Remember Lord Keynes, Mr Prime Minister (Sunday Guardian)
Manmohan Singh with Leader of Opposition in the Lok Sabha Sushma Swaraj during a function in New Delhi last week. PTI
anmohan Singh may have studied economics, but he has clearly not heard of John Maynard Keynes, who claimed that "in the long run we are all dead". Else the PM would not be constantly repeating the refrain that we should all "wait" for the government to put in place genuine anti-graft measures. In such tardiness, he has got the support of the country's "recognised" NGOs. For example, Aruna Roy, and it is to the credit of Roy that she has shown herself to have the courage to be unhesitatingly loyal to be the UPA's most prominent NGO face against the Anna Hazare movement.
However, despite the exertions of Ms Roy, her efforts at discrediting the anti-graft movement seems to have led to the present effort to paint the group as being a front for RSS headquarters in Nagpur. Those familiar with the core residents of that venerable enclave would smile at the thought. After having been fed rich doses of kheer and gulab jamun during the Vajpayee interregnum, many, if not most, RSS leaders lack any stomach to battle for the principles of their movement, which is why the RSS has ensured that BJP MPs remain in the firm control of Arun Jaitley and Sushma Swaraj, two Vajpayee loyalists who are charter members of the Save the System Club. The reality is that "Team Anna" has been given oxygen by the country's refusal to give any more time to a political system that has failed to provide the people with the requisites of a civilised life since 1947, a political system that includes the BJP as much as it does the Congress.
It is a pity that Ms Roy, in her numerous television appearances, has thus far not reminded the government about some of the many laws that were passed in the past and yet not notified, or laws that were proposed (for example, in President Pratibha Patil's annual speeches to the nation) but not acted upon. None of these initiatives were proposed by Varun Gandhi or Subramanian Swamy.
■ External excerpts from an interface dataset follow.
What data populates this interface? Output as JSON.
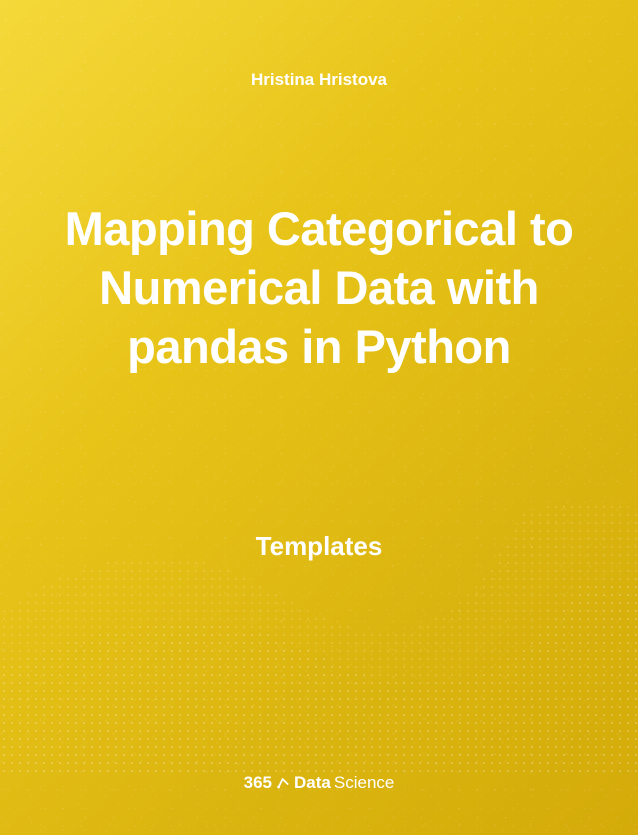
{
  "author": "Hristina Hristova",
  "title": "Mapping Categorical to Numerical Data with pandas in Python",
  "subtitle": "Templates",
  "brand": {
    "prefix": "365",
    "word1": "Data",
    "word2": "Science"
  }
}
Indeed, the Anti-Benami law that got passed in 1988 was the brainchild of Rajiv Gandhi, who was surely never a foe of the UPA core. However, since then this excellent piece of legislation has remained un-notified, and is, therefore, still inoperative. Several other enactments and administrative fiats that could make a genuine difference in the war against graft have suffered the same fate over the years, even as the NAC continues to suggest more and more legislation in their energetic effort at civilising the natives of India.
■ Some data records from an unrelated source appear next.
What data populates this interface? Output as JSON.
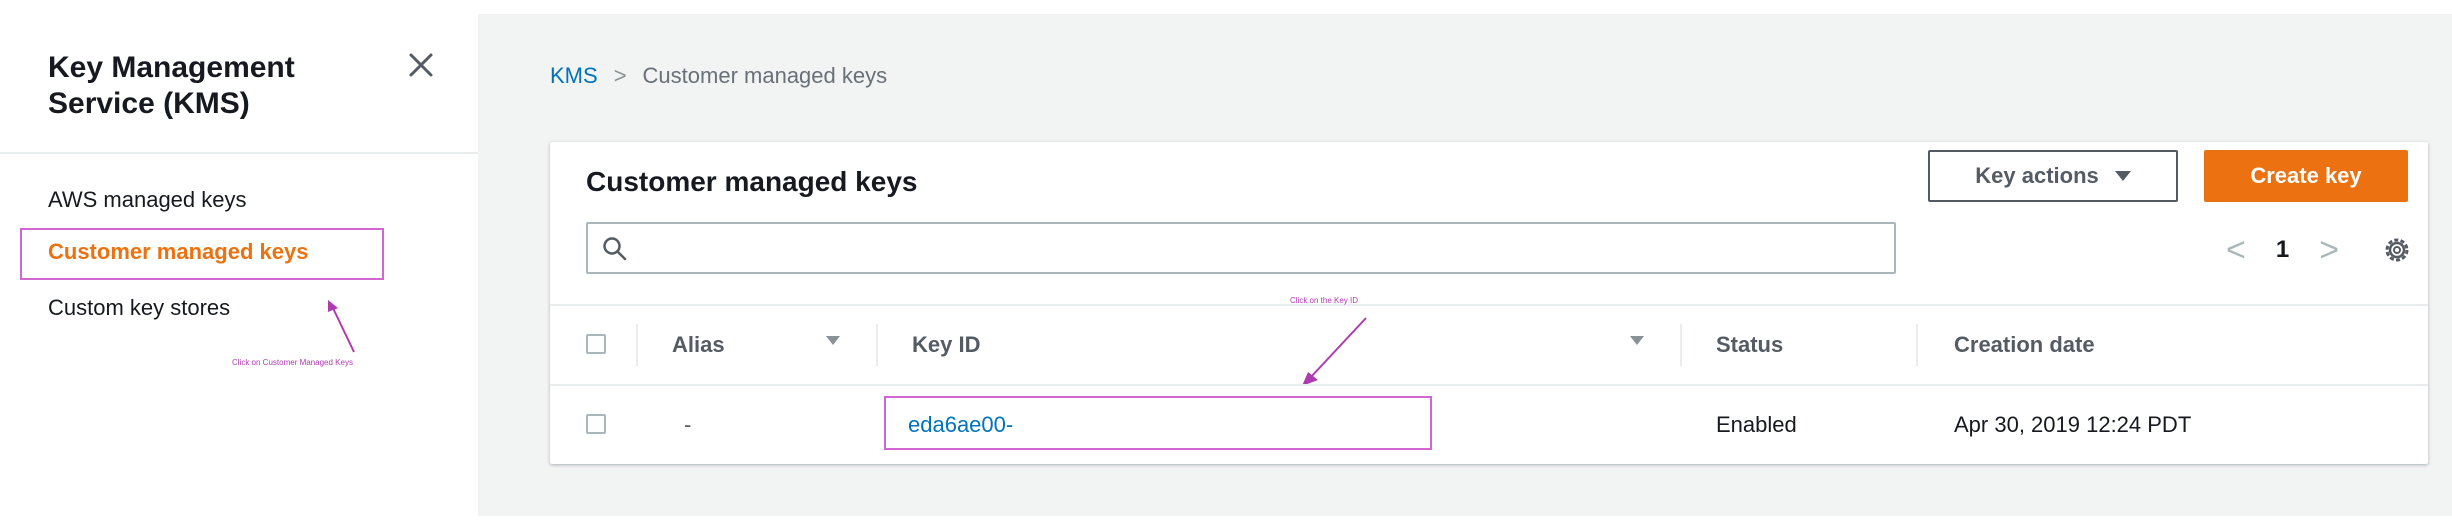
{
  "sidebar": {
    "title_line1": "Key Management",
    "title_line2": "Service (KMS)",
    "items": [
      {
        "label": "AWS managed keys",
        "active": false
      },
      {
        "label": "Customer managed keys",
        "active": true
      },
      {
        "label": "Custom key stores",
        "active": false
      }
    ],
    "annotation": "Click on Customer Managed Keys"
  },
  "breadcrumb": {
    "root": "KMS",
    "separator": ">",
    "current": "Customer managed keys"
  },
  "panel": {
    "title": "Customer managed keys",
    "key_actions_label": "Key actions",
    "create_key_label": "Create key",
    "search": {
      "value": "",
      "placeholder": ""
    },
    "pagination": {
      "current_page": "1",
      "prev": "<",
      "next": ">"
    }
  },
  "table": {
    "columns": [
      "Alias",
      "Key ID",
      "Status",
      "Creation date"
    ],
    "rows": [
      {
        "alias": "-",
        "key_id": "eda6ae00-",
        "status": "Enabled",
        "creation_date": "Apr 30, 2019 12:24 PDT"
      }
    ]
  },
  "annotations": {
    "key_id_hint": "Click on the Key ID"
  },
  "colors": {
    "accent_orange": "#ec7211",
    "link_blue": "#0073bb",
    "annotation_magenta": "#d166d1",
    "main_background": "#f2f3f3"
  },
  "icons": {
    "close": "close-icon",
    "dropdown": "caret-down-icon",
    "search": "search-icon",
    "settings": "gear-icon",
    "sort": "sort-down-icon"
  }
}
Another issue for Ms Roy to perhaps pay attention to is the Government of India's signing a disclosure agreement with Switzerland that has only prospective effect, and which is, therefore, an eyewash. Granted that UPA chairperson Sonia Gandhi seems to have no influence whatsoever over the Manmohan Singh government (or else, as so many foreign diplomats and journalists have testified, she would surely have eliminated corruption in India), it seems desirable for the NAC to at the least record its disgust at such a patent means of enabling those who have salted away an estimated trillion dollars since 1947 to escape detection.
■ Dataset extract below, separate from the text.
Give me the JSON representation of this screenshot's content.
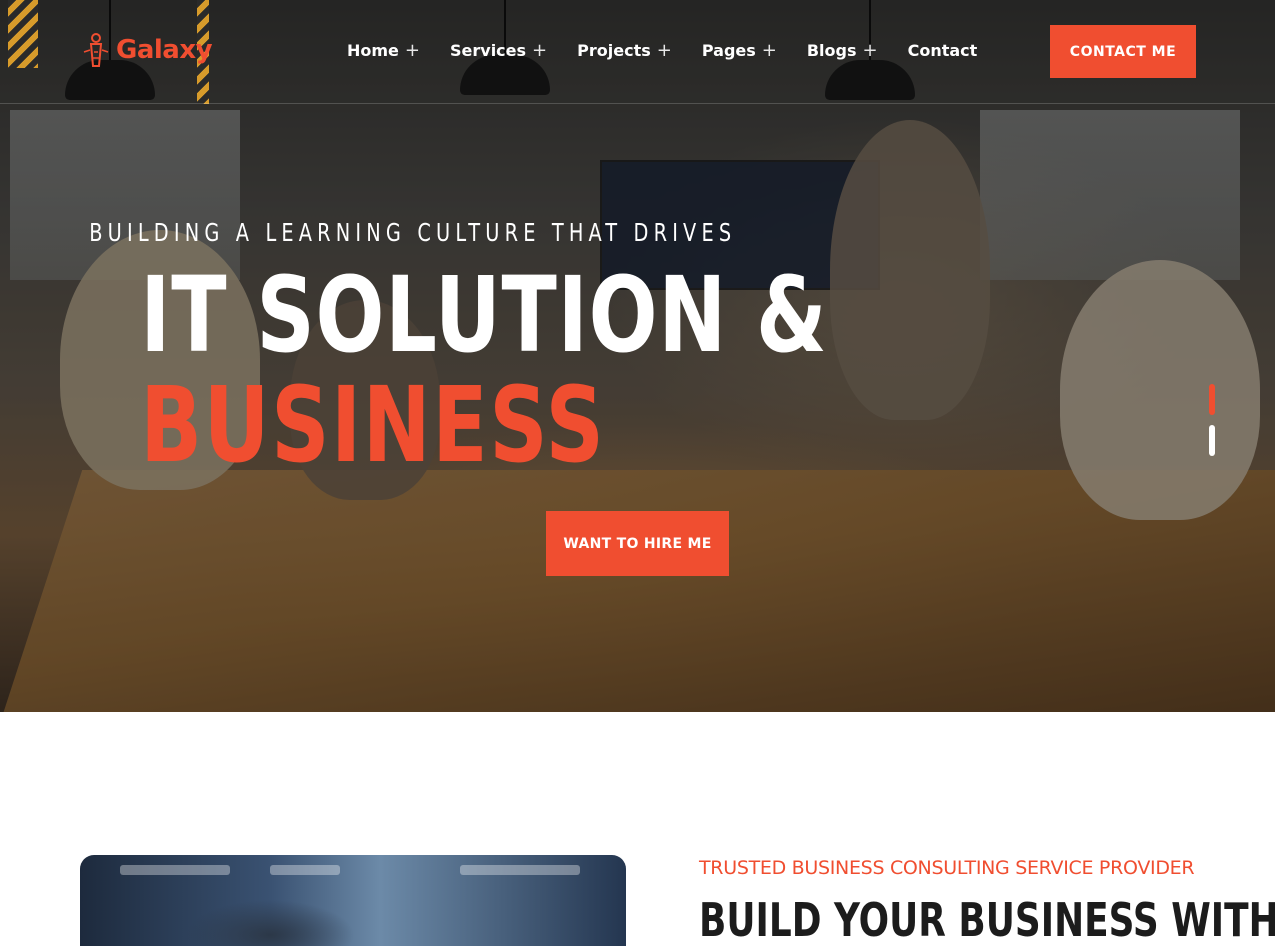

But why reach back to Rajiv Gandhi and to 1988? In 2006, the Administrative Reforms Commission headed by Veerappa Moily (who does not appear to be a votary of the RSS) suggested several anti-corruption measures in its tome on "Ethics in Governance". The Moily committee (which included V. Ramachandran of the Rajiv Gandhi Foundation, which is hopefully not a clandestine instrument for the RSS takeover of the government) gave several recommendations, many of which are first-class and worthy of immediate implementation. They relate, inter alia, to freeing the CBI of political bias through making it a statutory body. Amendments to the Serious Frauds legislation have been suggested. There are detailed proposals on the Lokpal and the Lokayukta, which would certainly commend themselves not only to Team Anna but to those citizens not part of the Corruption Machine that governance has descended to in India.
As happened to Ram Jethmalani in the Vajpayee period when he sought to introduce legislation that would make the judicial system in India less of a nightmare for those not privileged to have a lifespan exceeding 300 years, Veerappa Moily has been divested of the Law portfolio. And by the looks of it, for the same reason as Ram Jethmalani: for the "crime" of seeking a more transparent, accountable and speedy judicial system. But what has happened to his volume on ethics?
his is still "under study" by a Group of Ministers, who till now have presumably not found the time to even too many pages, for there has been total silence about their views on the ARC recommendations. Even Moily, who otherwise has an equable nature, felt constrained to send a letter of remonstrance to his own government in October 2010, asking about the fate of his recommendations. If he has received any reply, it is probably that the Group of Ministers has reached Page 15 (out of nearly 600 pages) and hence a decision will be taken by about AD 2067, or in roughly the same time as it takes for a typical case to get finally settled in India's superb legal system. And yet television commentators known to be close to the Powers That Be claim that Team Manmohan ought to be "given more time". Yes indeed, in case they discover an elixir that lengthens the average lifespan by several times of what it is today. Till that happens, the impatience of the rest of the population is understandable.